2. Gold Bar
3. Phinney Mine
4. Strozzi Ranch
5. Currie Well (LV&T RR)
6. Mud Springs Summit (LV&T RR)
7. Happy Hooligan Mine
This video, that of March 30th and 31st, will start off this series; and is brief, only being 3:28 long. Nevada-Triangle_Shorb-2000_Part-1.wmv
So, below is my narrative of part one of this series to give full context of what is seen in the video. It will probably take longer to read than the video is long.
Exploration Field Trips:
May 1-3, 2000
Trip with Alan Patera and Alan Hensher into Death Valley
What do you do with three authors, two 4x4’s, two two-way radios, three cameras, and camping supplies? Send them to Death Valley, of course. For three days in the first week of May, 2000, fellow authors and historical researchers Alan Patera, Alan Hensher and myself explored Death Valley north and south.
Alan Patera writes and publishes the WESTERN PLACES series of monograph books. Alan Hensher has been published in several periodicals as well as authoring several books, centering primarily on the history of Mojave Desert sites.
Alan Patera, who hails from Oregon, came south to California and picked up Alan Hensher; then the two came my way. At the time I was living in Ridgecrest, California. After overnighting with my wife and I, the three of us took off for Death Valley. Alan was busy researching and photographing for a future edition of WESTERN PLACES, this time centering on the camps of the Funeral Range, which forms the eastern border of east central Death Valley. Circumstances and changes of our journey lead Alan to plant the seeds of two more future books, this time centering just outside the northernmost section of Death Valley.

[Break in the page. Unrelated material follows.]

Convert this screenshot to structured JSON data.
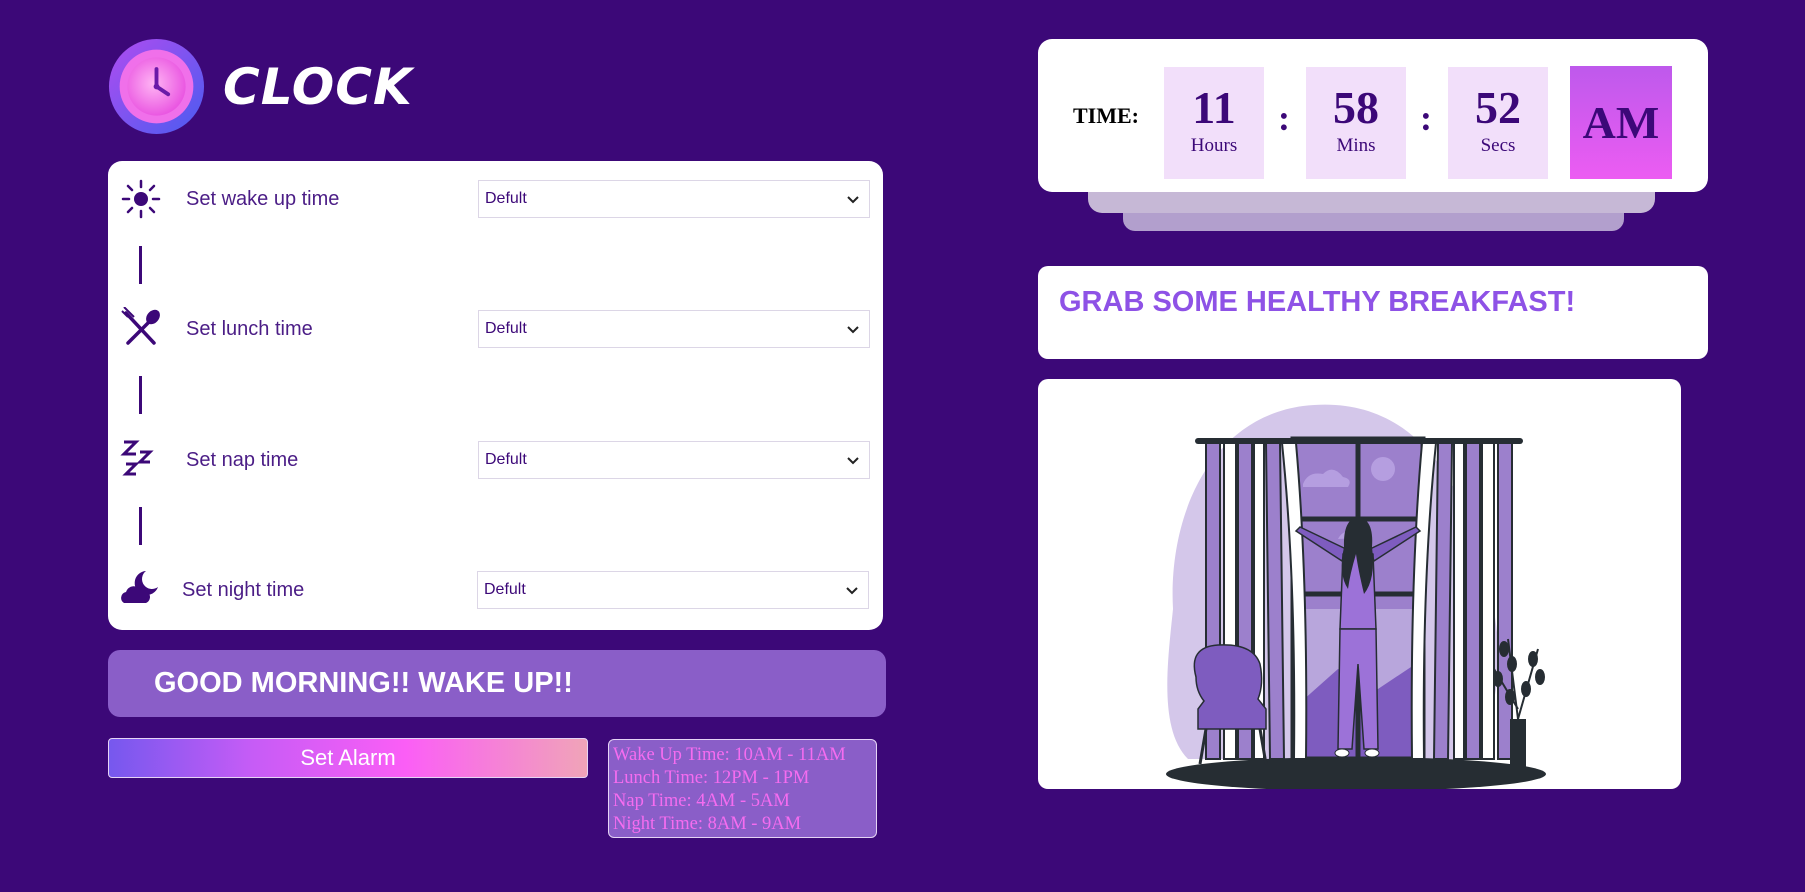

Northern Nevada, Southwestern Idaho
(and a Blip of Southeastern Oregon Thrown in for Good Measure)
June 19 - 28, 2001
This is the trip that I consider to be my favorite trip I have ever undertaken. It had been in the planning stages since the previous December. Originally, quite a number of people were invited and had semi-committed themselves to come along. Over time, however, eventually the number of people whose semi-commitments became firm commitments to this trip narrowed to four. And I was one of them.

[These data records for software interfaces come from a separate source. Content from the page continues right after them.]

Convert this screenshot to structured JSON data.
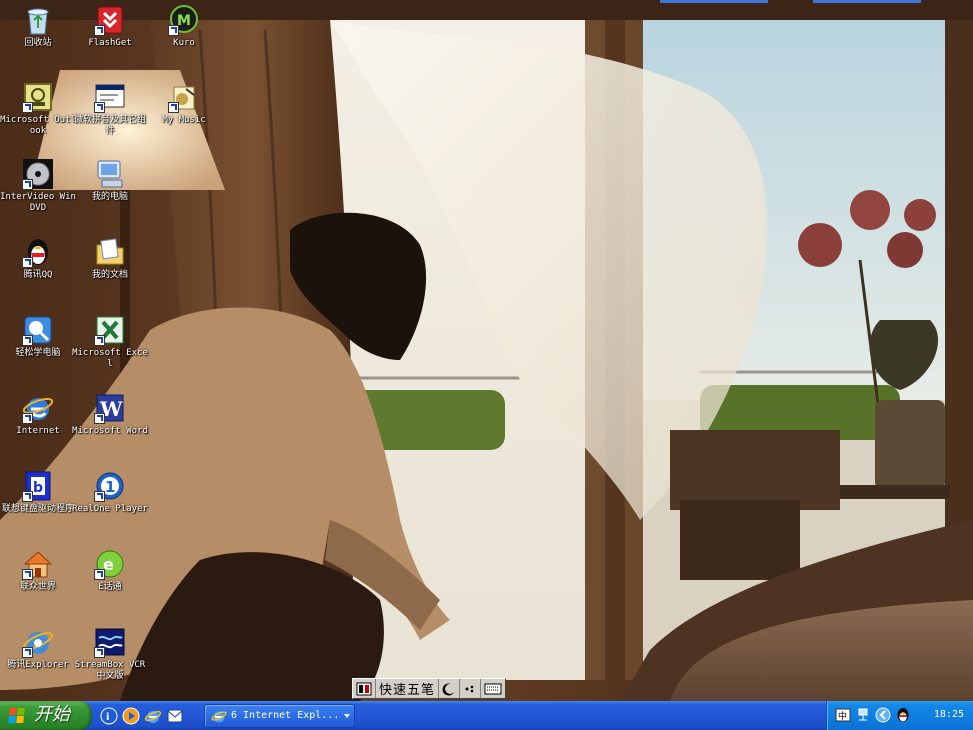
{
  "desktop": {
    "icons": [
      {
        "label": "回收站",
        "icon": "recycle-bin-icon",
        "shortcut": false
      },
      {
        "label": "FlashGet",
        "icon": "flashget-icon",
        "shortcut": true
      },
      {
        "label": "Kuro",
        "icon": "kuro-icon",
        "shortcut": true
      },
      {
        "label": "Microsoft Outlook",
        "icon": "outlook-icon",
        "shortcut": true
      },
      {
        "label": "微软拼音及其它组件",
        "icon": "ime-setup-icon",
        "shortcut": true
      },
      {
        "label": "My Music",
        "icon": "my-music-icon",
        "shortcut": true
      },
      {
        "label": "InterVideo WinDVD",
        "icon": "windvd-icon",
        "shortcut": true
      },
      {
        "label": "我的电脑",
        "icon": "my-computer-icon",
        "shortcut": false
      },
      {
        "label": "腾讯QQ",
        "icon": "qq-penguin-icon",
        "shortcut": true
      },
      {
        "label": "我的文档",
        "icon": "my-documents-icon",
        "shortcut": false
      },
      {
        "label": "轻松学电脑",
        "icon": "learn-computer-icon",
        "shortcut": true
      },
      {
        "label": "Microsoft Excel",
        "icon": "excel-icon",
        "shortcut": true
      },
      {
        "label": "Internet",
        "icon": "internet-explorer-icon",
        "shortcut": true
      },
      {
        "label": "Microsoft Word",
        "icon": "word-icon",
        "shortcut": true
      },
      {
        "label": "联想键盘驱动程序",
        "icon": "keyboard-driver-icon",
        "shortcut": true
      },
      {
        "label": "RealOne Player",
        "icon": "realone-icon",
        "shortcut": true
      },
      {
        "label": "联众世界",
        "icon": "ourgame-house-icon",
        "shortcut": true
      },
      {
        "label": "E话通",
        "icon": "ehuatong-icon",
        "shortcut": true
      },
      {
        "label": "腾讯Explorer",
        "icon": "tencent-explorer-icon",
        "shortcut": true
      },
      {
        "label": "StreamBox VCR 中文版",
        "icon": "streambox-icon",
        "shortcut": true
      }
    ]
  },
  "ime_bar": {
    "name": "快速五笔",
    "icons": [
      "ime-logo-icon",
      "half-moon-icon",
      "punctuation-icon",
      "soft-keyboard-icon"
    ]
  },
  "taskbar": {
    "start_label": "开始",
    "quick_launch": [
      "qq-launch-icon",
      "media-player-icon",
      "internet-explorer-icon",
      "outlook-express-icon"
    ],
    "task_button_label": "6 Internet Expl...",
    "tray_icons": [
      "input-method-icon",
      "network-icon",
      "arrow-icon",
      "qq-penguin-icon"
    ],
    "clock": "18:25"
  },
  "colors": {
    "taskbar": "#245edb",
    "start_button": "#3c9d3a",
    "tray": "#0f80e2"
  }
}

Below, a list of historic locations we visited – in the order that we visited them:
1. Bodie & Benton Railway, California.
2. Stillwater, Nevada.
3. White Cloud City (Coppereid), Nevada.
4. Unionville, Nevada.
5. Midas, Nevada.
6. Spring City, Nevada.
7. Paradise Valley, Nevada.
8. Buckskin, Nevada.
9. National, Nevada.
10. Delamar, Idaho.
11. Silver City, Idaho.
12. Rio Tinto, Nevada.
13. Pattsville, Nevada.
14. Aura, Nevada.
15. Cornucopia, Nevada.
16. Edgemont, Nevada (from a distance – on private property)
17. White Rock, Nevada (from a distance – on private property)
18. Tuscaurora, Nevada.
19. Dinner Station, Nevada.
20. Metropolis, Nevada.
21. Charleston, Nevada.
22. Jarbidge, Nevada.